Data extracted from a collection:
"""

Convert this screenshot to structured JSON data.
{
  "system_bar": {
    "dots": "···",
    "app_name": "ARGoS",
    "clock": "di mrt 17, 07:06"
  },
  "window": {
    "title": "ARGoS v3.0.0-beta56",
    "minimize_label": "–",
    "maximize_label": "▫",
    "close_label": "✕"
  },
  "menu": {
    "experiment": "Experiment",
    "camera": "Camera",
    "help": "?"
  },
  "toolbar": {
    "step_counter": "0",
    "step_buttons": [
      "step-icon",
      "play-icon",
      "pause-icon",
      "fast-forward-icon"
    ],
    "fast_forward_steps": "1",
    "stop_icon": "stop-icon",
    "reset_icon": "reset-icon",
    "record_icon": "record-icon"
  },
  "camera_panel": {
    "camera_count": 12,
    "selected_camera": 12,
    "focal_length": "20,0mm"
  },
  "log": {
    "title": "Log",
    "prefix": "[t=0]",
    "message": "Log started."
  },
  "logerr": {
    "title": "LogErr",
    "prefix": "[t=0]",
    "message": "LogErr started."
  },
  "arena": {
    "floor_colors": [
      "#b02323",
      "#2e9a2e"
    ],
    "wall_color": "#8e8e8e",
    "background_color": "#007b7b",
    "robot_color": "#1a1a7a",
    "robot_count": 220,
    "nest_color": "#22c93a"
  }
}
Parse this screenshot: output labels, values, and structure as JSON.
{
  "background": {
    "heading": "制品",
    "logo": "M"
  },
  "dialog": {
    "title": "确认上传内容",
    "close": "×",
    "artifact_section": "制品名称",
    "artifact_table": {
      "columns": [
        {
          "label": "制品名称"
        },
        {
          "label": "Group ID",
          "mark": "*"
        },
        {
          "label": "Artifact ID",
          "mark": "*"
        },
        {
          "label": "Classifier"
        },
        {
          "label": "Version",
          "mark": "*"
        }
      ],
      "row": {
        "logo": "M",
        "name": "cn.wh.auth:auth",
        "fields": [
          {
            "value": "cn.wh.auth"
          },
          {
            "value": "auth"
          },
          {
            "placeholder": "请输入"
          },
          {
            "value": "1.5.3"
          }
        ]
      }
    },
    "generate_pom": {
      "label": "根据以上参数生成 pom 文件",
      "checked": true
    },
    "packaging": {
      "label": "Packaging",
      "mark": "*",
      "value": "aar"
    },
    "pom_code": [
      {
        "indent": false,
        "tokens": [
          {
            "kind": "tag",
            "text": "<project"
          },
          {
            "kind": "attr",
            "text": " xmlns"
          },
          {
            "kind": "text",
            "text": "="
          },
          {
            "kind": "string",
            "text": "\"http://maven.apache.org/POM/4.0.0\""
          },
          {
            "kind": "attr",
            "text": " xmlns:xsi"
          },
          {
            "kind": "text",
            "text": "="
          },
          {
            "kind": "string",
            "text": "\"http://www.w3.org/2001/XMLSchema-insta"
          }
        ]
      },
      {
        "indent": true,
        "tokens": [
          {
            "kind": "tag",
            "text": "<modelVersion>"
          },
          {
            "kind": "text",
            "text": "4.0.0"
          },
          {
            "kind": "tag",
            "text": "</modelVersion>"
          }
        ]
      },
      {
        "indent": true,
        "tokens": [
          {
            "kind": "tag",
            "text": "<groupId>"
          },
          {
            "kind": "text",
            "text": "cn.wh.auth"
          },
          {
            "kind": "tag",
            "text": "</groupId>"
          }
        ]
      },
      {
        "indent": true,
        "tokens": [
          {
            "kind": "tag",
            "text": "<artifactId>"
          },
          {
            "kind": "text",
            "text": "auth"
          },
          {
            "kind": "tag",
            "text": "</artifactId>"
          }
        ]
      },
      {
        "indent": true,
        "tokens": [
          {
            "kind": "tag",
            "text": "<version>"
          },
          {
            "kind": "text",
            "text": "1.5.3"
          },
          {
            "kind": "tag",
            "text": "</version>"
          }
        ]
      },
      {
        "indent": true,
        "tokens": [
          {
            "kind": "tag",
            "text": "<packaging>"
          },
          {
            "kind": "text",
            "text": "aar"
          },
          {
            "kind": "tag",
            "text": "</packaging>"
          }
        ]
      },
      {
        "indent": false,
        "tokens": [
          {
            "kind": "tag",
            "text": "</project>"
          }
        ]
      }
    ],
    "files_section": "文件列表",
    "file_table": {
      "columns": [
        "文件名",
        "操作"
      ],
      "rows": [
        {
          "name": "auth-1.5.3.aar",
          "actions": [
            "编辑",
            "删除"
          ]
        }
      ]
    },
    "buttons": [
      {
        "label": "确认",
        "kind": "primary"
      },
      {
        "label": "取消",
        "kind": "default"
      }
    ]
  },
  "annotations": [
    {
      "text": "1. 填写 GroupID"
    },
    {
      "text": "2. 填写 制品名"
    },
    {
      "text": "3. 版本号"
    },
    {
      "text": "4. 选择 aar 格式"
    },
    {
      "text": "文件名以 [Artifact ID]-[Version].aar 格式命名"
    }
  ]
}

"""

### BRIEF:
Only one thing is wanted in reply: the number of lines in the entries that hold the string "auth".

### SOLUTION TO THIS PROBLEM:
6